Whānau Hui Update

Ike Tapini – Whānau Hui Member, Board Deputy Chair

Wā Ora Montessori has always shown a lot of support for Te Āo Māori and our Whānau Hui Rōpu at the school. Working together with kaiako, ākonga and the Wā Ora community allows us to create several key events during the year.


I attended a Māori Boys Catholic College in the 1990s and Matariki was not a thing that we celebrated.  Our 250+ boys trained in Kapa Haka, attended church 6 days a week and were coached to play rugby, but we never celebrated Matariki.  I understand Matariki stopped at some point in the 1940s and was reignited in the 2000s – cemented for many when it was made a public holiday for NZ in 2022.

The hāngi we hold at the High School is one of our highlight events for the whole school year.  200+ pakeke and tamariki attend the evening but in the lead up to the meal, we are supported by:

  • All the Pre-school and Primary classes showcasing Matariki displays for us on the Saturday
  • Pre-school and primary peeling and prepare nearly all our vegetables
  • Tawari were outstanding with prepping stuffing, chopping pumpkins and setting up tables
  • PTA and two whanau funding the purchase of our new Kai Cooker
  • Unwavering support from Acting Principal, Katy Cottrell (especially in Ava’s absence and during the teacher strikes)
  • Whānau Hui parents take annual leave to ensure it all comes together

This year I really enjoyed the room set up, it allowed more whanau to sit together and was more reminiscent of eating at a Marae.  Tamariki were hanging out, pakeke were chatting and the kai was cooking.  We will get better and better with this new cooker as we use it more.  Expect more opportunities for hāngi to be prepared during the school year!

Next up – Te Wiki o Te Reo Māori: Whakapapa

This is the second largest event of the year for Whānau Hui and this year we have a theme.  Our tamariki will participate through learnings and items in their classes and we will have a whānau evening again, same as last year.  September 8, keep it free 😊.

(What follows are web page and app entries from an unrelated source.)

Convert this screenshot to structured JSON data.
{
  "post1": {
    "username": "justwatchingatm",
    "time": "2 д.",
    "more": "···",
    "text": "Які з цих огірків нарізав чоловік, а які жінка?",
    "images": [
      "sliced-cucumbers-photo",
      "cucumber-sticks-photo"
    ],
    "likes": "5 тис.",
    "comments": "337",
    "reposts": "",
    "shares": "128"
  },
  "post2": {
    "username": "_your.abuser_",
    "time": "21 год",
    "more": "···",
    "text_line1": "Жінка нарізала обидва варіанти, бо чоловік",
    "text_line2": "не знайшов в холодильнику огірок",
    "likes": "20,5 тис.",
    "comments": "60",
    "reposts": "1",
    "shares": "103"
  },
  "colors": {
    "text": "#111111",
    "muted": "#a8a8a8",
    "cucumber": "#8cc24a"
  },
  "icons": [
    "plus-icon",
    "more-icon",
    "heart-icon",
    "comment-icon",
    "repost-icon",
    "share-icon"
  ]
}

The theme this year is Whakapapa – Genealogy: where you come from.

Whakapapa allows for very wide interpretations and can draw from stories in our past.  For me, the gold has always been in the stories that can be told – remembering that facts aren’t always the key item in a good story.   There are many great stories that come from whakapapa: war soldiers, Greek demi-gods, taniwha and local NZ heroes.  

So, I look forward to seeing what our tamariki learn and create.  And I hope to share some of my whakapapa at our whānau evening for Te Wiki o Te Reo.  It will be a bit of fun 😊

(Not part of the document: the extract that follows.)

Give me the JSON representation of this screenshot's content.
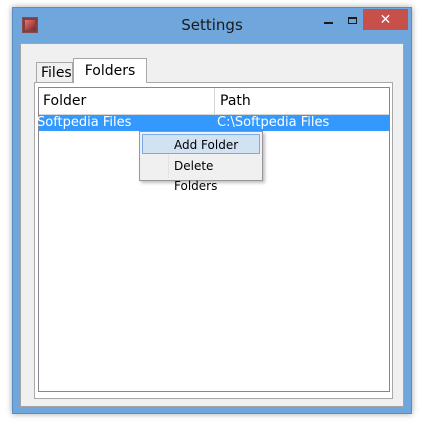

Ngā mihi nui ki a koutou katoa

The Importance of Contribution from Local to Global Communities

By Rose Langridge – Humanities & English teacher

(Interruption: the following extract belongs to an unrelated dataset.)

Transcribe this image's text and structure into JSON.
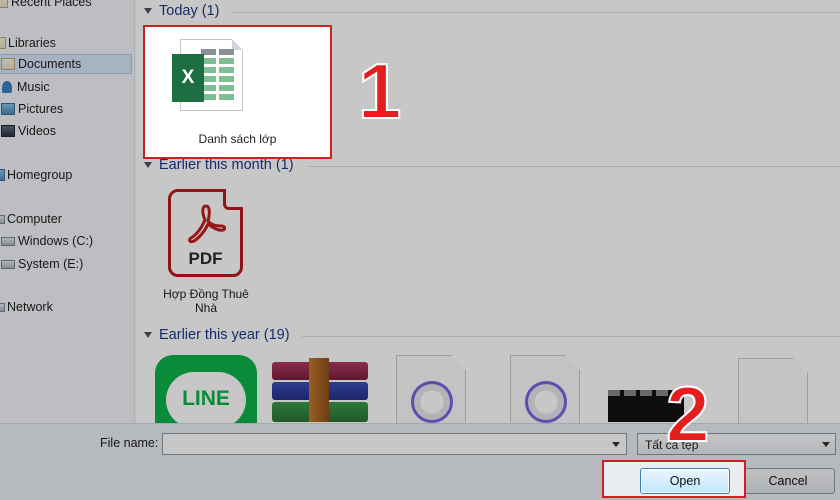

“The child, that ‘forgotten citizen’, must be appreciated in accordance with his true value” – Maria Montessori Education and Peace, p. 38

I am always brought to this idea when the level three social studies class embarks on their social campaign to change policies. This year has been no different. 

They decided to focus on the issue of food waste in the Hutt Valley and aimed for curbside collection. They believe that we need to be caretakers for future generations. We can not have a peaceful world if we do not preserve the place we call home. 

They decided on three courses of action

  1. Creating a petition (the link is https://chng.it/jhdyhks5fg) they felt they could reach a wider group of people quickly relying on social media.
    2. Doing flyer drops in their own neighbourhoods to connect with their own communities.
    3. Writing letters to members of the Hutt City Council and the Upper Hutt City Council. 
  2. They did this as they felt that this was the best way to access the people who were in the position to discuss the policies in place and make changes. 

They completed all their actions and got a response from many politicians. Josh Briggs came in to discuss their proposal with them. They were invited to speak at the next committee meeting. Three members of the group went along and took part they wrote an exceptionally well-versed argument. The councillors were incredibly impressed with their ideas. It was apparent that they had a solid grasp of the issue that was very much current and future-focused.

Having the opportunity to contribute to this process and seeing the impact that they can have was very powerful for them. They were able to have a voice in a democratic process. 

I kept thinking about them whilst I was completing the facilitator training for the Montessori Model United Nations last week. This course gives the student participants a taste of how decisions are made and how delegates from countries from all over the world meet and discuss issues impacting all countries. The MMUN began in 2006 with 200 students. Since then hundreds of schools and thousands of participants join every year. Judith Cunningham founded MMUN to help children find their voices and work to Implement Maria Montessori’s dream of world peace. 

From seeing akonga working with their local council to those who have travelled to New York and Rome as well as participating in MMUN events online it is very easy to see Maria’s dream coming into play. Education leads to peace. It is big work and essential to our future. 

As Maria said: “An education capable of saving humanity is no small undertaking; it involves the spiritual development of man, the enhancement of his value as an individual, and the preparation of young people to understand the times in which they live.” – Maria Montessori Education and Peace, p. 30